§ Exercise aim: Report back each line of the records that contains the string "title".

§ Data for review:
== Segment start ==
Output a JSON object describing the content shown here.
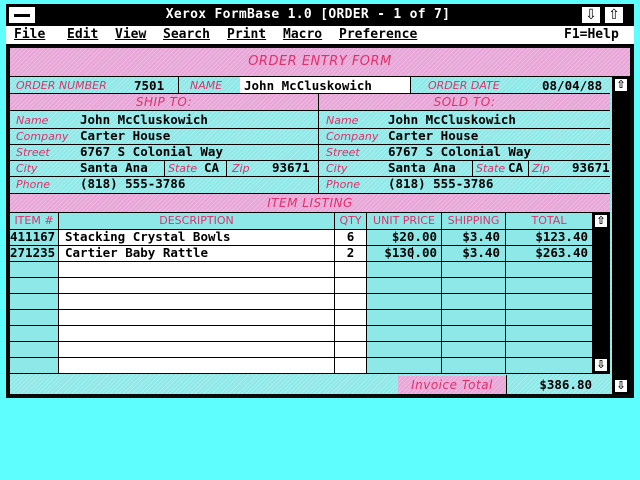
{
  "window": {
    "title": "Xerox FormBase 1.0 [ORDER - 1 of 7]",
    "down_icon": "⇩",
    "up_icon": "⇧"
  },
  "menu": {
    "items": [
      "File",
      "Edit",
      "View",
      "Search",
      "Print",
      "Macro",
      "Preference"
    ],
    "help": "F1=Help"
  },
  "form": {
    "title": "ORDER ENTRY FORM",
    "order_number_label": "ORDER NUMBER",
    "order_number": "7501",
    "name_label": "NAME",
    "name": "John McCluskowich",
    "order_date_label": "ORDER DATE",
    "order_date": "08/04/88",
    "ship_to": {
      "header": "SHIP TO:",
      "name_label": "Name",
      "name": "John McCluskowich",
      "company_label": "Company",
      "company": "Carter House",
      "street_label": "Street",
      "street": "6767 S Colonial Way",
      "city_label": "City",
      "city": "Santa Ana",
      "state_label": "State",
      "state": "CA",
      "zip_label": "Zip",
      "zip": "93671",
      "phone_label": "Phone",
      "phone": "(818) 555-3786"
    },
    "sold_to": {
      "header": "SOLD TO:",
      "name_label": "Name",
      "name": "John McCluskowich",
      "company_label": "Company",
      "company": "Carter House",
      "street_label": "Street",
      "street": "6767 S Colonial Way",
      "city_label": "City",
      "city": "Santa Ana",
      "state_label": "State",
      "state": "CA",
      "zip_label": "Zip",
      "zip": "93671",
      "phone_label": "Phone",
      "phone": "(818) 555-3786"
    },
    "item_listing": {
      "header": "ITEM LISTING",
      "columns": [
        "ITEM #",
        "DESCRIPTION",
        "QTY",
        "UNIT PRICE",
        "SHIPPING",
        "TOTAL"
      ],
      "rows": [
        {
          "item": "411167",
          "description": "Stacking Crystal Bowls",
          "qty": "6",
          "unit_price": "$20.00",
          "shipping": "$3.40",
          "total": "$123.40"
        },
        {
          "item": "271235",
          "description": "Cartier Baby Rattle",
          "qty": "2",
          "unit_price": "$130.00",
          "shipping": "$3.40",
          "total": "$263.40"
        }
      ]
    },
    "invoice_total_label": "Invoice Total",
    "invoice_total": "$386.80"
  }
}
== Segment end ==
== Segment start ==
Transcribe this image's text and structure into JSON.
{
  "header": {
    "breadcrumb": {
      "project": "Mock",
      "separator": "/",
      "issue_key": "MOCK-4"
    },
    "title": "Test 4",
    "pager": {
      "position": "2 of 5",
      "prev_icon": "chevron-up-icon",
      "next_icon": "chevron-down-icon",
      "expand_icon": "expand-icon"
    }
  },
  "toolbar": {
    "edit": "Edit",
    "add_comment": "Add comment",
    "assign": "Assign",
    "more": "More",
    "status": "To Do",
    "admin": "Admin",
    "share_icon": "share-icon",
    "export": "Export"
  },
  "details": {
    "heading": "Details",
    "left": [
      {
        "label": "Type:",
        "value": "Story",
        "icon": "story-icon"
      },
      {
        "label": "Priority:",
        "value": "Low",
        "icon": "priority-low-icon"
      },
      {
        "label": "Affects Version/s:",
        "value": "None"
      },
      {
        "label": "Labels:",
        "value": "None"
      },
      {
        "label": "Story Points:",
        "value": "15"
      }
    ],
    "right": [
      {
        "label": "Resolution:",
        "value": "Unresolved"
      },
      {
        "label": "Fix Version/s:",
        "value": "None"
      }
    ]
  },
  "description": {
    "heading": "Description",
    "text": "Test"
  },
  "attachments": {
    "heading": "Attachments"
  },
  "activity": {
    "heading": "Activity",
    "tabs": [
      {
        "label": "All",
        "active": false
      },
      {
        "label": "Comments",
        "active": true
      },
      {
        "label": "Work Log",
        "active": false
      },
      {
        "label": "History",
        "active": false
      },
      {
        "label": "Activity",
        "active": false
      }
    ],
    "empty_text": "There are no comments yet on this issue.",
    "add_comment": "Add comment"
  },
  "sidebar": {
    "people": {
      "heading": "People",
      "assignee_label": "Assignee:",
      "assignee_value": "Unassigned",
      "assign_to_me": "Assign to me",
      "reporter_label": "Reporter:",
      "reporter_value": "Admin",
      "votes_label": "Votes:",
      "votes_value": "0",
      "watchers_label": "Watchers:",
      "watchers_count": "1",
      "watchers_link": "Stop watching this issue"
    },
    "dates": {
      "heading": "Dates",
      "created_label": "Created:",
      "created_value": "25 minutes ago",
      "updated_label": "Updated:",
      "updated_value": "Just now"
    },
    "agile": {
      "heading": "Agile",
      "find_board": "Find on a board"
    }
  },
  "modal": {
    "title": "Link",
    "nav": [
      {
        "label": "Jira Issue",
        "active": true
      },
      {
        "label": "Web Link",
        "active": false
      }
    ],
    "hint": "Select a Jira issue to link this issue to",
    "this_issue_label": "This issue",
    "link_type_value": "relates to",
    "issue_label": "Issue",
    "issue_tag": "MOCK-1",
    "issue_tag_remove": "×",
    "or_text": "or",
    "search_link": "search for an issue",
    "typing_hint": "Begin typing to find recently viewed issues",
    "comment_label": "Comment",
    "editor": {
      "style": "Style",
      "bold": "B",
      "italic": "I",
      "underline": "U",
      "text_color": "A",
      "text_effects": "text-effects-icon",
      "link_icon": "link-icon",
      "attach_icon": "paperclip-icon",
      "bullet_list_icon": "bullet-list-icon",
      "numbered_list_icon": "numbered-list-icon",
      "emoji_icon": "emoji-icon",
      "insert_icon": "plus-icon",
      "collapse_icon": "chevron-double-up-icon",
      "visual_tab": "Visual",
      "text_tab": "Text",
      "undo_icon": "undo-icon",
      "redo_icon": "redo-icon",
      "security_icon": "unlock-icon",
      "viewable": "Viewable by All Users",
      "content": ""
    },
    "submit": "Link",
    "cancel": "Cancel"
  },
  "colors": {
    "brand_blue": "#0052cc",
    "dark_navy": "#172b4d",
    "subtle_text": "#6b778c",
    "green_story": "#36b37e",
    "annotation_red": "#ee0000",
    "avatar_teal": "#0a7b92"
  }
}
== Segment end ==
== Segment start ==
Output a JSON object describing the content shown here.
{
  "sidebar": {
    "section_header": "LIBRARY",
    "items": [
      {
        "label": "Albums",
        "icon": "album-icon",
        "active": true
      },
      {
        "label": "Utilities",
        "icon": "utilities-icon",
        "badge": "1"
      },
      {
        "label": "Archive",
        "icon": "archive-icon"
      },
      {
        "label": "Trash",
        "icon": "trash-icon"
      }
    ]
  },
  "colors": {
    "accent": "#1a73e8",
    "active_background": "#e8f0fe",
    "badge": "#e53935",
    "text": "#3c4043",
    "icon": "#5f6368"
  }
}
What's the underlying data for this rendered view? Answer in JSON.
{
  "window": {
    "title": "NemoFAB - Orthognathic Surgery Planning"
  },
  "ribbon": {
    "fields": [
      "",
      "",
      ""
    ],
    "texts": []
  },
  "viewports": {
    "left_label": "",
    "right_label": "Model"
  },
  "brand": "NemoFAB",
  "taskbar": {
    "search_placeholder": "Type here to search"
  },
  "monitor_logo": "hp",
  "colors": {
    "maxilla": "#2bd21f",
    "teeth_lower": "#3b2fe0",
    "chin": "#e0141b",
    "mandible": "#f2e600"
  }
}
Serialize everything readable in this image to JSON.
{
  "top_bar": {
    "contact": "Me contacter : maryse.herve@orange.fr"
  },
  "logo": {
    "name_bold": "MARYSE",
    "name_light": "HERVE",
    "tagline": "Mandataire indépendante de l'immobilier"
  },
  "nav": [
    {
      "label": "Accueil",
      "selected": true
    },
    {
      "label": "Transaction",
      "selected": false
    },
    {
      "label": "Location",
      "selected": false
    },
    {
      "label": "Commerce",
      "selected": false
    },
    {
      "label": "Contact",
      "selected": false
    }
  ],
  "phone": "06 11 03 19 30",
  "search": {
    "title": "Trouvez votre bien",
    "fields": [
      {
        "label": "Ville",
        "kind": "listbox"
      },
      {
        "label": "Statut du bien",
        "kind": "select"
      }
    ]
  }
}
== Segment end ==
§ Task solution:
    "title": "Xerox FormBase 1.0 [ORDER - 1 of 7]",
    "title": "ORDER ENTRY FORM",
    "title": "Test 4",
    "title": "Link",
    "title": "NemoFAB - Orthognathic Surgery Planning"
    "title": "Trouvez votre bien",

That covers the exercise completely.